2018 BorgWarner Baby Borg Presentation to 2017 Indianapolis 500 winner Takuma Sato and team owner Michael Andretti. 17 January, 2018, Detroit, Michigan, USA.
Michael Andretti celebrates his 5 Indy 500 wins as a team owner, and Takuma Sato celebrates his first Indy 500 win
©2018, Michael L. Levitt

But not if Andretti has anything to say about it.

“He’s not allowed to win again,” Andretti laughed while also speaking to NBC Sports.

Sato enjoyed a victory lap of another sort last month when he accompanied the Borg-Warner Trophy to his native Japan for a two-plus week tour of the nation.

It marked the first time in the Trophy’s 82-year existence that it has ever been outside the U.S.

Everywhere Sato and the Trophy went drew large crowds, from Honda Racing “Thanks Day” at the Twin Rings track at Motegi to a visit to Mount Fuji, a meeting with 850 members of Sato’s fan club, and also included a two-day run in the atrium of Honda’s World Headquarters in Tokyo that had fans lined up for hours to see the Trophy and take photos of it and Sato.

“The reaction was just massive,” Sato said. “For myself, it was a dream come true, but at the same time, for a country with that history, it was an unbelievable moment, particularly the first time when Hiro Matsushita did it (drove in the Indy 500 in the 1990s) so many years ago.

“So many Japanese drivers have tried to win such a historic race, I was just so proud to be part of it. The people were really excited.

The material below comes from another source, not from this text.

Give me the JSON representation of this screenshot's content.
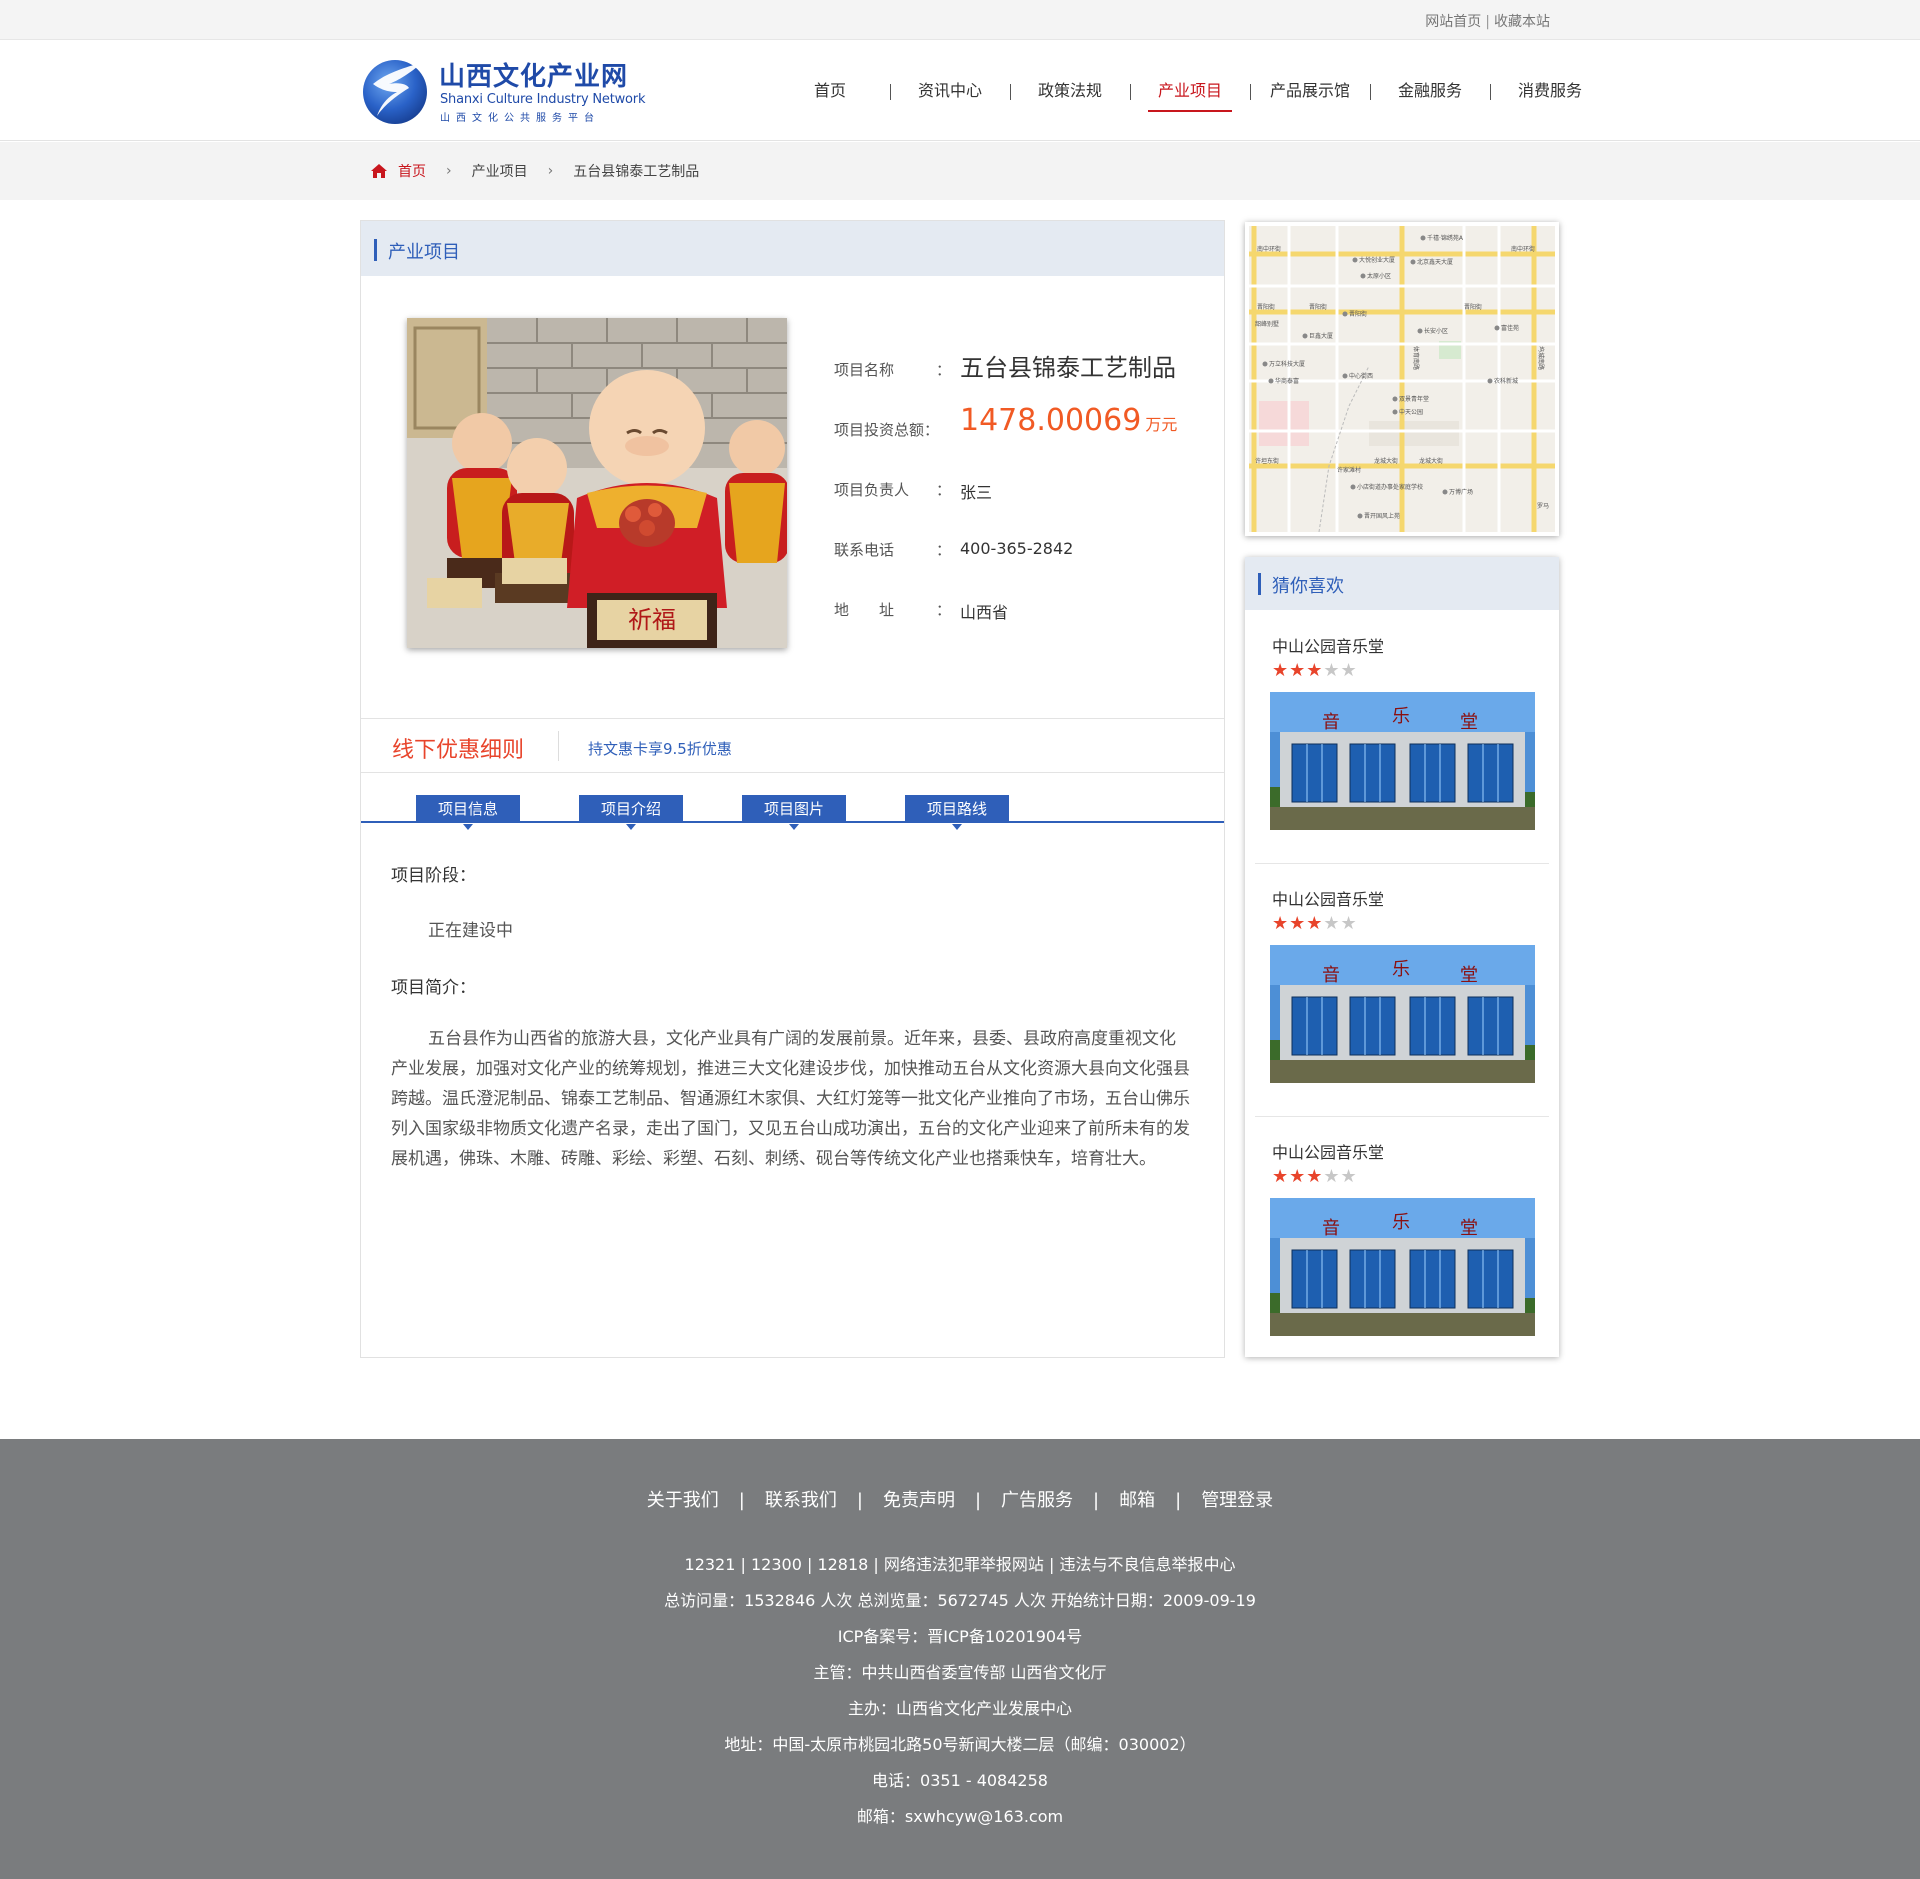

The passion, I’m really particularly happy to bring it to Japan.

“To go to Japan was a massive commitment by from Borg Warner and Honda. So many Japanese fans were able to see it physically and now they’re really looking forward to this year’s Indy 500 again. It was a great moment to us.”